It led to people sharing some really wild, awful, and downright bizarre business practices they've witnessed as customers/employees:
Here's what they shared:
"I served at a restaurant where we wore pagers that buzzed us when a table's food was ready. Good idea, right? Well, the owners had the policy that you had to immediately go pick up the food no matter what, and that included if you were in the middle of taking another table's order. They said that people 'understand' and are 'cool with it.' They weren't."
"I worked at a restaurant that wouldn’t let people get a refund on their food even though there was a cockroach in it. Instead, they offered a 10% discount on the food, as per their 'policy.' Needless to say this restaurant no longer exists."
"My friend worked at a dog kennel that would give tours to prospective clients, showing off how each dog would get its own indoor/outdoor area and specialized attention. Then, when the holidays came, they got more bookings than they could accommodate, so they set up cages and stacked kennels in a back room."

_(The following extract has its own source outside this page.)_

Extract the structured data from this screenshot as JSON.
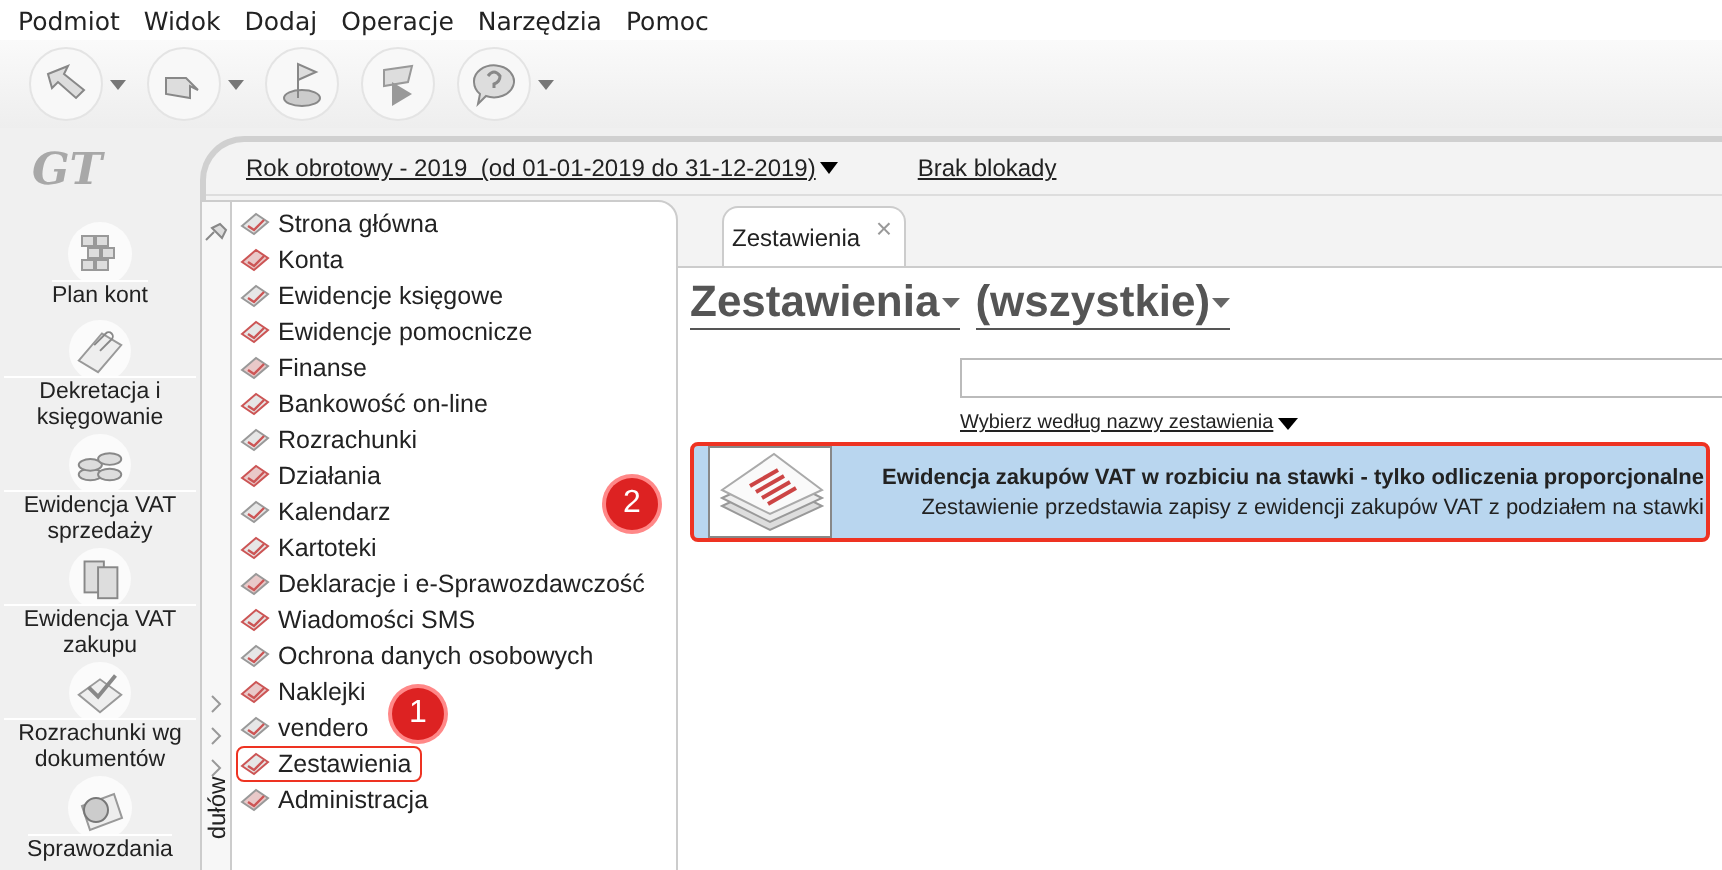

"I worked for a big car rental company in the returns department. They would push us to find and charge customers for any new damage on their cars by awarding bonuses on top of our monthly salary. We were given mirrors to look for scratches under the cars where costumers would normally not have checked before they rented the car."
"Any company/service that allows you to sign up using the internet with minimal verification, but requires you to either produce ID, bills, proof of address, or show up in person to cancel that service."
"There was a vendor at the market who sold homemade almond milk. They had a few flavors, which were all a bit unusual, but very good. After a few months, they decided to stop selling almond milk and start selling almond milk subscriptions. You were not able to buy one at a time."
"I worked at a Mexican restaurant that would reuse salsa.
They had two pitchers in the back — one for red and one for green salsa. Any uneaten salsa that was left on the tables was dumped into the corresponding pitcher until it was full (usually a couple of days), and then it was re-poured into the small dipping bowls for the customers."
"I worked at a deli. On my first day, the first thing I witnessed the owner do was take the packaging off latkes that had gone bad, scrape the mold off of them, and then reheat them in the oven and repackage them."